This extraordinary photographic essay features the descendants of freedom-seekers who escaped slavery in the United States in the years before the American Civil War. Some came entirely alone and unaided, and others found their way to Canada with the help of a clandestine network of "conductors," and "stations" called the "Underground Railroad." It’s estimated some 30,000 men, women and children fled north to freedom, settling from the Canadian Maritimes as far west as the Manitoba border. Most came to what is now Ontario, to places such as Windsor, Chatham, Buxton, the Niagara Peninsula, Owen Sound, and larger cities like Hamilton and Toronto.
Some 150 years later, Yuri Dojc, an internationally acclaimed photographer based in Toronto, explored the Canadian termini of the “Underground Railroad”, capturing poignant images of 24 descendants. Young and old, Black and white, here are the great great grandchildren of once-enslaved African Americans. These Canadians are mindful of their histories and justly proud of their ancestors' courage.

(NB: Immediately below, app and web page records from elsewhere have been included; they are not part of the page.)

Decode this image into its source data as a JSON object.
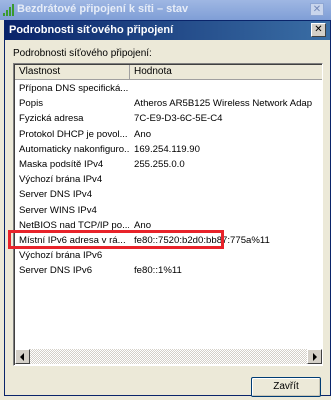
{
  "parent_window": {
    "title": "Bezdrátové připojení k síti – stav",
    "close_label": "✕"
  },
  "dialog": {
    "title": "Podrobnosti síťového připojení",
    "close_label": "✕",
    "section_label": "Podrobnosti síťového připojení:",
    "columns": {
      "property": "Vlastnost",
      "value": "Hodnota"
    },
    "rows": [
      {
        "property": "Přípona DNS specifická...",
        "value": ""
      },
      {
        "property": "Popis",
        "value": "Atheros AR5B125 Wireless Network Adap"
      },
      {
        "property": "Fyzická adresa",
        "value": "7C-E9-D3-6C-5E-C4"
      },
      {
        "property": "Protokol DHCP je povol...",
        "value": "Ano"
      },
      {
        "property": "Automaticky nakonfiguro...",
        "value": "169.254.119.90"
      },
      {
        "property": "Maska podsítě IPv4",
        "value": "255.255.0.0"
      },
      {
        "property": "Výchozí brána IPv4",
        "value": ""
      },
      {
        "property": "Server DNS IPv4",
        "value": ""
      },
      {
        "property": "Server WINS IPv4",
        "value": ""
      },
      {
        "property": "NetBIOS nad TCP/IP po...",
        "value": "Ano"
      },
      {
        "property": "Místní IPv6 adresa v rá...",
        "value": "fe80::7520:b2d0:bb87:775a%11"
      },
      {
        "property": "Výchozí brána IPv6",
        "value": ""
      },
      {
        "property": "Server DNS IPv6",
        "value": "fe80::1%11"
      }
    ],
    "close_button": "Zavřít"
  },
  "colors": {
    "highlight": "#e8232a",
    "title_active": "#0a246a"
  },
  "icons": [
    "signal-bars-icon",
    "close-icon",
    "scroll-left-arrow-icon",
    "scroll-right-arrow-icon"
  ]
}
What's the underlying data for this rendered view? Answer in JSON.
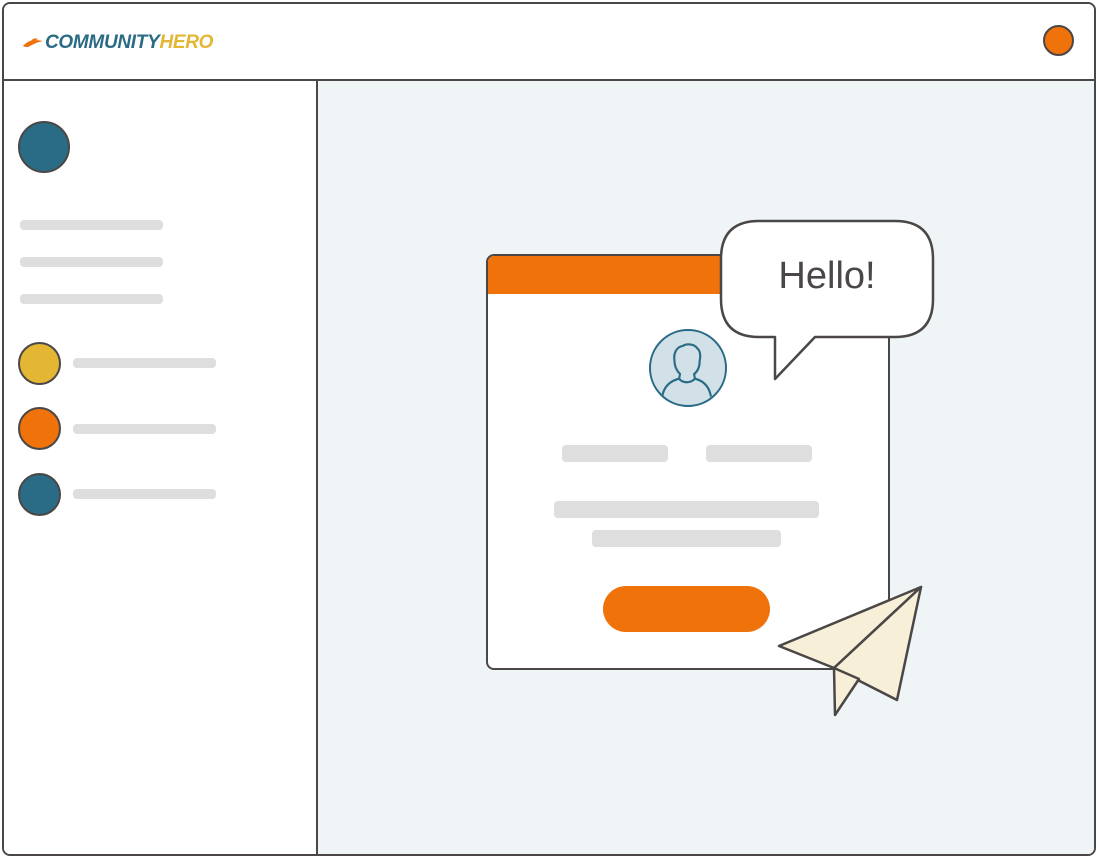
{
  "header": {
    "logo_part1": "COMMUNITY",
    "logo_part2": "HERO",
    "logo_icon": "bird-swoosh-icon",
    "profile_dot_color": "#ef720b"
  },
  "sidebar": {
    "avatar_color": "#2a6b85",
    "items": [
      {
        "icon": "circle-icon",
        "color": "#e3b634"
      },
      {
        "icon": "circle-icon",
        "color": "#ef720b"
      },
      {
        "icon": "circle-icon",
        "color": "#2a6b85"
      }
    ]
  },
  "card": {
    "accent_color": "#ef720b",
    "avatar_icon": "user-silhouette-icon",
    "speech_bubble_text": "Hello!",
    "decoration_icon": "paper-plane-icon"
  },
  "colors": {
    "accent": "#ef720b",
    "brand_teal": "#2a6b85",
    "brand_yellow": "#e3b634",
    "outline": "#4a4746",
    "background": "#eff4f7",
    "placeholder": "#dedede"
  }
}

Their stories are personal as well as historical. “This project shows we are all one family… I am as much Black as I am white. I am of African slaves as I am of Irish immigrants. I am multiracial and we are all cousins”, says descendant, Carl Stevenson.